Elbit Systems of America’s Kollsman Commercial Aviation announced at NBAA 2011 in Las Vegas that flight testing of its second-generation, enhanced-vision system, EVS II, is in progress on a Boeing 777 and that certification flight test of a new Kollsman head-up display (HUD) for the Bombardier Challenger 604 is about to commence. EVS symbology projected onto a HUD, from what Kollsman calls an “enhanced flight vision system,” can make it possible to achieve FAA landing credits for lowered approach minima.
Leslie Smith, manager of the FAA flight technologies and procedures division, said at the convention that EVS is an integral element of NextGen development.
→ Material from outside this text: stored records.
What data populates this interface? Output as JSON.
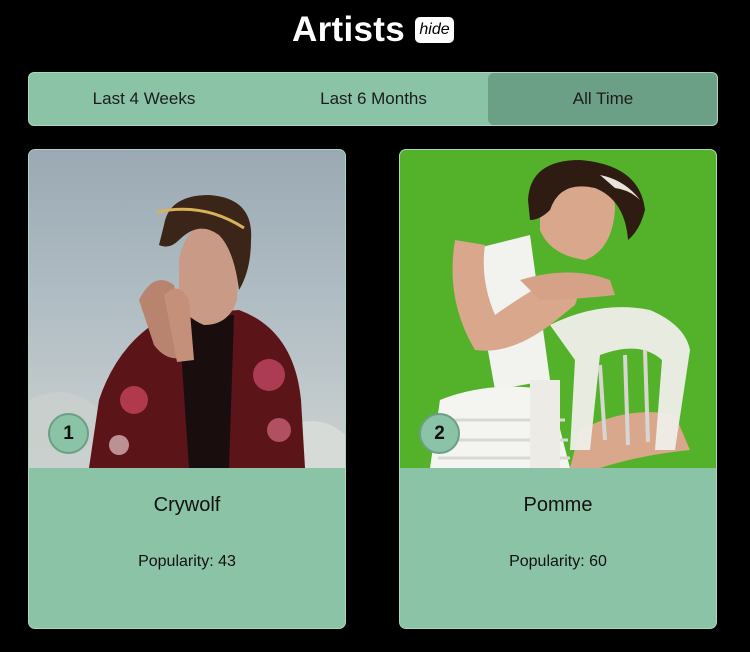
{
  "header": {
    "title": "Artists",
    "hide_label": "hide"
  },
  "tabs": [
    {
      "label": "Last 4 Weeks",
      "active": false
    },
    {
      "label": "Last 6 Months",
      "active": false
    },
    {
      "label": "All Time",
      "active": true
    }
  ],
  "artists": [
    {
      "rank": "1",
      "name": "Crywolf",
      "popularity": "Popularity: 43"
    },
    {
      "rank": "2",
      "name": "Pomme",
      "popularity": "Popularity: 60"
    }
  ],
  "colors": {
    "background": "#000000",
    "accent": "#8ac3a6",
    "active_tab": "#6b9f86",
    "photo2_bg": "#55b52c"
  }
}
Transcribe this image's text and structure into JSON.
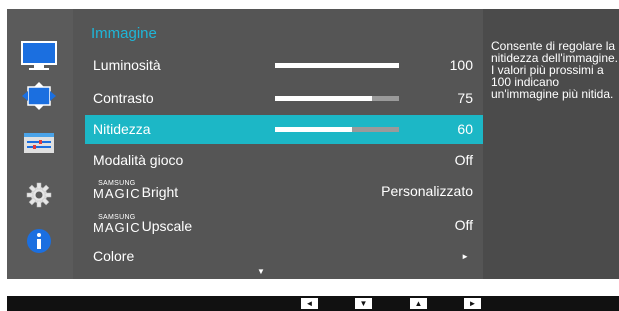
{
  "menu": {
    "title": "Immagine",
    "items": [
      {
        "label": "Luminosità",
        "value": "100",
        "bar_level": 1.0
      },
      {
        "label": "Contrasto",
        "value": "75",
        "bar_level": 0.78
      },
      {
        "label": "Nitidezza",
        "value": "60",
        "bar_level": 0.62,
        "selected": true
      },
      {
        "label": "Modalità gioco",
        "value": "Off"
      },
      {
        "brand_small": "SAMSUNG",
        "brand_big": "MAGIC",
        "label": "Bright",
        "value": "Personalizzato"
      },
      {
        "brand_small": "SAMSUNG",
        "brand_big": "MAGIC",
        "label": "Upscale",
        "value": "Off"
      },
      {
        "label": "Colore",
        "value": "►"
      }
    ],
    "scroll_indicator": "▼"
  },
  "help": {
    "text": "Consente di regolare la nitidezza dell'immagine. I valori più prossimi a 100 indicano un'immagine più nitida."
  },
  "sidebar": {
    "icons": [
      "monitor-icon",
      "screen-size-icon",
      "color-settings-icon",
      "gear-icon",
      "info-icon"
    ]
  },
  "nav_buttons": {
    "left": "◄",
    "down": "▼",
    "up": "▲",
    "right": "►"
  },
  "colors": {
    "accent": "#1cb7c6",
    "title": "#1fb6d8",
    "panel_bg": "#555555",
    "sidebar_bg": "#5b5b5b",
    "help_bg": "#4b4b4b"
  }
}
The goal, she said, is to move beyond granting landing credits for low-visibility operations conducted with using EVS to approving operations all the way to the ground and using EVS for surface-movement guidance. “The hardest part is not the landing but getting from the runway to the gate,” she said.
Roy Gentry, Kollsman Commercial Aviation vice president, explained that Kollsman is working to design an EVS III, but declined to state design goals beyond saying, “We’re pushing the envelope, looking at higher resolution [imagery] for better fog penetration.” He said that the Merrimack, N.H.-based operation is gaining growing acceptance for its lower-cost GAViS EVS on both fixed and rotary-wing aircraft.
While the EVS I and II products for airliners and large business jets use cryogenically cooled infrared cameras, GAViS is based upon a smaller, lighter, uncooled infrared sensor in a single LRU. Gentry said Kollsman engineers are looking to develop a GAViS camera that is three to four times more sensitive than that now in use.
Also at NBAA, Elbit celebrated the delivery of its 1,000th infrared EVS. The unit went to Gulfstream Aerospace, and Pres Henne, Gulfstream senior v-p for engineering and test programs, accepted a plaque commemorating the event from Gentry.